It might seem shocking to you that it’s taken me this long to experience the sheer orgiastic galactism of Tarotplane’s debut LP First, but I assure you that I’ve not been held hostage or taken monastic vows or died. I’m actually still alive, still healthily skeptical of clergy, and still rockin’ in the free world. If it was up to me, in fact, I’d have artists like Tarotplane mainlined directly into my cerebral cortex in order to transcend day-to-day interaction and just exist on this astral trip, man, and there wouldn’t be anything anybody could do about it. Hey, that douchebag pharmaceutical CEO just bought that Wu-Tang album; maybe I’ll make like he intends to do and commission my own Tarotplane album, just for myself and nobody else – it will be a mysterious gap in the discography! (*dismissive wanking motion*)
Where was I? I was about to slather PJ Dorsey of Baltimore, Maryland, USA, with effusive praise for his debut album, and Belgium’s Aguirre Records for recoginizing and putting out this fabulous vinyl slab. (Also, Belgium is like one of my favorite countries, so they’ve got that going for them.) Seriously, I’m a total sucker for 1970s-style ambient krautrock, and Dorsey has got the style down, so down that it’s hard to separate First from other likeminded albums of the decade. There are references to Eno and Cluster, Popol Vuh and Deuter, but the entire recording exists on its own in some sort alternate decade where modular synthesizers and sampling took a few more years to get going. Again, if the result of that wait was First, I’m OK with it.
Clearly you’re in for otherworldly synthesizer excursions if you’re spinning this, and fortunately – and this is my guarantee, as an author and a music critic – you will be satisfied in your search. First begins strong and doesn’t let up, as each track bleeds into the next for an experience uninterrupted and unrelenting. Aguirre’s promo copy refers to it as a sort of “mixtape,” and while there’s a bit of false equivalence in that statement, it’s not a crazy descriptor if you decide to take in this album as a continuous whole. But that’s not all you’ll get – Dorsey includes guitar in some of the tracks, and a few veer quite far from an ambient path. Take “Excursion 5” for example – is that Michael Rother that shows up for a little studio sesh? Sure sounds like it. Samples play a key role in other places, such as on the standout “Excursion 8,” where a female voice intones, “Shatter the sentence,” over and over before delving into other sci-fi paranoia. And the record ends with two psychedelic rock tracks that would leave early Pink Floyd absolutely drooling with envy.
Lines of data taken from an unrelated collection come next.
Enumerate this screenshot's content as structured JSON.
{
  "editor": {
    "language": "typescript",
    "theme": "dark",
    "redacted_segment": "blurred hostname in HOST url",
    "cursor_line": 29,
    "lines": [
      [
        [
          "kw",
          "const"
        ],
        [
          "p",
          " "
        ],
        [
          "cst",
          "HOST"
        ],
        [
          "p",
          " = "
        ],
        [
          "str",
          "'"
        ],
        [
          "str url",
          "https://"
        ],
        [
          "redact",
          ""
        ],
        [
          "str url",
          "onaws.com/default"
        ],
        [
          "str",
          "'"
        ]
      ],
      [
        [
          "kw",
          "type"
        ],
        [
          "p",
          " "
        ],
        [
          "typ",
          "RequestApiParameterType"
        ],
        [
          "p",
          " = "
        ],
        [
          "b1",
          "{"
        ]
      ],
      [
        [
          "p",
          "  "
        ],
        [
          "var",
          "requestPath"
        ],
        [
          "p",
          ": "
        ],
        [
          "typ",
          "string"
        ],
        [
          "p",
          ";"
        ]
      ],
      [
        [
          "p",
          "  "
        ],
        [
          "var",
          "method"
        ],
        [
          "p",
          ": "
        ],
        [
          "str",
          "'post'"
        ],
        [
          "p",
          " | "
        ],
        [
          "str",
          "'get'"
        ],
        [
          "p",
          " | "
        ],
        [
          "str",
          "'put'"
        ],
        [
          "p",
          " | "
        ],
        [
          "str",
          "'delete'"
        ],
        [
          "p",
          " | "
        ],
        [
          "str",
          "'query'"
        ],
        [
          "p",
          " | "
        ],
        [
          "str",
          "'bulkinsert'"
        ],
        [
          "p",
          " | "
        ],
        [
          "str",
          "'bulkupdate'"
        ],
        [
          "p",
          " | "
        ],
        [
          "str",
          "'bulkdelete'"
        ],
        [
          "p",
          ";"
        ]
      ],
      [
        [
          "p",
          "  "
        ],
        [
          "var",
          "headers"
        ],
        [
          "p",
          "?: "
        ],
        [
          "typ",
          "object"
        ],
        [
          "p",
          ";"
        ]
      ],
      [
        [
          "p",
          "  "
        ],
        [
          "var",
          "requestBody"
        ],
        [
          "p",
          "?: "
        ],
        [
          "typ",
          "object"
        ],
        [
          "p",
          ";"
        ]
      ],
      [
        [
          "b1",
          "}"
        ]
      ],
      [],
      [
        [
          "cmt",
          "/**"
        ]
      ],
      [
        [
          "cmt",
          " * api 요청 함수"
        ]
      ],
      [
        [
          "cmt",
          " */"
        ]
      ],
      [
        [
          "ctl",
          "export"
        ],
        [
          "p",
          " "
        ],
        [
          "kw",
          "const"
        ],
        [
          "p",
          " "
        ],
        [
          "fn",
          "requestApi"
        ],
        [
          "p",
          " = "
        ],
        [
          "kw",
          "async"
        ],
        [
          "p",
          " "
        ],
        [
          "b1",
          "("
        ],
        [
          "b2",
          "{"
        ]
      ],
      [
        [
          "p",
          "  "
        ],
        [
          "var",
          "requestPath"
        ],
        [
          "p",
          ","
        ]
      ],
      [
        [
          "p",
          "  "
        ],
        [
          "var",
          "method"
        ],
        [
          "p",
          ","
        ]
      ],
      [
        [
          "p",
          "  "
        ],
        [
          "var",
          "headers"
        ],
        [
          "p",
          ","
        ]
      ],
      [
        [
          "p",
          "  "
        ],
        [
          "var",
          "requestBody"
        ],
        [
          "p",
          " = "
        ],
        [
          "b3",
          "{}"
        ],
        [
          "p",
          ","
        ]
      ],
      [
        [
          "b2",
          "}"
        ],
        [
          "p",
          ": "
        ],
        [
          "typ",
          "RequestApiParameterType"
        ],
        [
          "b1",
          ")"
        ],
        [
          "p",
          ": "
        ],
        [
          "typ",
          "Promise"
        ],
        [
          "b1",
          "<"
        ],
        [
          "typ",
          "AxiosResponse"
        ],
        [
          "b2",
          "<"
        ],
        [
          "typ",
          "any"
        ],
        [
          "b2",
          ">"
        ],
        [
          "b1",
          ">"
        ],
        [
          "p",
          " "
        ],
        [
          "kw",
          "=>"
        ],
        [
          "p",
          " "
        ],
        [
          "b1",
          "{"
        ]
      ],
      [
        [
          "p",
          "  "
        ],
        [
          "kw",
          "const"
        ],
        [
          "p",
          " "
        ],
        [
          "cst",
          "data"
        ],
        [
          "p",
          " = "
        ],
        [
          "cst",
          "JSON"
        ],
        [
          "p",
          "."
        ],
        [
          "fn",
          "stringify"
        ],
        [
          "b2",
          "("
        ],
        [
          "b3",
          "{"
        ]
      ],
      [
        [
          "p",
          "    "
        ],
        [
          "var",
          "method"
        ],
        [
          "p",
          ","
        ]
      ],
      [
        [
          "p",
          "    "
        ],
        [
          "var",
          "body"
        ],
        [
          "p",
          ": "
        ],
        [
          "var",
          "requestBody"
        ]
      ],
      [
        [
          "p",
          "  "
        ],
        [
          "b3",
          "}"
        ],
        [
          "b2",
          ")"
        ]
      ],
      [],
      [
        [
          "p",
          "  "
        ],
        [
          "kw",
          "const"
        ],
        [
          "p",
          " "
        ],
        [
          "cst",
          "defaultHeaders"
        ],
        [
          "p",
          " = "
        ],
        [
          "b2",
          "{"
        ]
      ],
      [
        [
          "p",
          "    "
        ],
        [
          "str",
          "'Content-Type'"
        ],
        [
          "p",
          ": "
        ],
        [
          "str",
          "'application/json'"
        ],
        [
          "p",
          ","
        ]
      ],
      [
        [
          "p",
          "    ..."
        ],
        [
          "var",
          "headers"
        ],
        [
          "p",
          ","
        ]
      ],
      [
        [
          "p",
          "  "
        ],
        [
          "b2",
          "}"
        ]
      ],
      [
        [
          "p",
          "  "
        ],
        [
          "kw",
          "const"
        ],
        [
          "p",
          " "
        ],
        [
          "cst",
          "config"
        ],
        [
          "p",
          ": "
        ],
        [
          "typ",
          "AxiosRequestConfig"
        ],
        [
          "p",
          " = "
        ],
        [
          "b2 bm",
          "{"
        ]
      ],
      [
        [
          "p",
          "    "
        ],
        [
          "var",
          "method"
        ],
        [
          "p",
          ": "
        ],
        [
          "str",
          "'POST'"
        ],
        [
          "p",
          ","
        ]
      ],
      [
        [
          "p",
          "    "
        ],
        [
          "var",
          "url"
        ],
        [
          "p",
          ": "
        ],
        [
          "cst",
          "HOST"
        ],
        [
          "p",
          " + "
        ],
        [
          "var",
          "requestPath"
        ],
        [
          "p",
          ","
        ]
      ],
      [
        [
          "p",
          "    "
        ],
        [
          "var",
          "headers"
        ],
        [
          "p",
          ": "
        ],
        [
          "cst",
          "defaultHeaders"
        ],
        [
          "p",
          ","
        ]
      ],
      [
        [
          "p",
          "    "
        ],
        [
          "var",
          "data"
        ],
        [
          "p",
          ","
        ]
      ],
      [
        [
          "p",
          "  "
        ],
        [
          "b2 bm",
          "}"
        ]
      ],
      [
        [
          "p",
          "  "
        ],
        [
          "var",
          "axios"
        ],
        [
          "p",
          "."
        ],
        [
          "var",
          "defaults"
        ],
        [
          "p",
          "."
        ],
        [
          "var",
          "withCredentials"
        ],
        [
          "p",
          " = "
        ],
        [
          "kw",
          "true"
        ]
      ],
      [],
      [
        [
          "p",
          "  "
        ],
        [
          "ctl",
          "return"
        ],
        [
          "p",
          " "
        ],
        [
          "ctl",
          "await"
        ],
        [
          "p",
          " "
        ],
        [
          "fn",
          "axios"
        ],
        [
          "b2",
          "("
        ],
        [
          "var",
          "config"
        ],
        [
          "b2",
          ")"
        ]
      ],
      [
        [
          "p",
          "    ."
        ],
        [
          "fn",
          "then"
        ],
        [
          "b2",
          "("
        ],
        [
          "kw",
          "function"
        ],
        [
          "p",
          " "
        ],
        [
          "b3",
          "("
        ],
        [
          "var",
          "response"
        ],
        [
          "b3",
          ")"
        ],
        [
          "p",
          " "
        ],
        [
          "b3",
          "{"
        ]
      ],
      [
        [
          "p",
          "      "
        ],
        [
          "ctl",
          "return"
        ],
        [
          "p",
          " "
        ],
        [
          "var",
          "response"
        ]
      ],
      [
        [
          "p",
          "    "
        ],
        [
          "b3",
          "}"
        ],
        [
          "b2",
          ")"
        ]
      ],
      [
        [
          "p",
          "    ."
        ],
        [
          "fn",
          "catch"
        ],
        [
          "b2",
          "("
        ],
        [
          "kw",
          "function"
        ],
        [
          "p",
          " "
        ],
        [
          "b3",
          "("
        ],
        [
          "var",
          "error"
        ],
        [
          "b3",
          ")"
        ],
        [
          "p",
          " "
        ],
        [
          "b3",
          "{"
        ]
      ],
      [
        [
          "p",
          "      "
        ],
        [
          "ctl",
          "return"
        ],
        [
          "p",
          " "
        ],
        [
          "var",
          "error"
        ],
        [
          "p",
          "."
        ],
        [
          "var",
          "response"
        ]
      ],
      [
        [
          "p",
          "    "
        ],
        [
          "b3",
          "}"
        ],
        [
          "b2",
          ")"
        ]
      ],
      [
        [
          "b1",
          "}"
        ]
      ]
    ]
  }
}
It’s apparent that PJ Dorsey labored over First with incredible detail, and that’s borne out over his Tarotplane debut. From the recording and editing techniques to the samples and also live musicianship, he’s constructed both a loving monument to his predecessors and a standout document of his own, an original piece that bridges stylistic gaps and blazes new paths. And if you’ve been “taking my word for it” up until now, please do so again – listen to this through a good pair of headphones. You won’t know the detail and texture that you’re missing if you don’t.
RIYL: Popol Vuh, Harmonia, Brian Eno, Cluster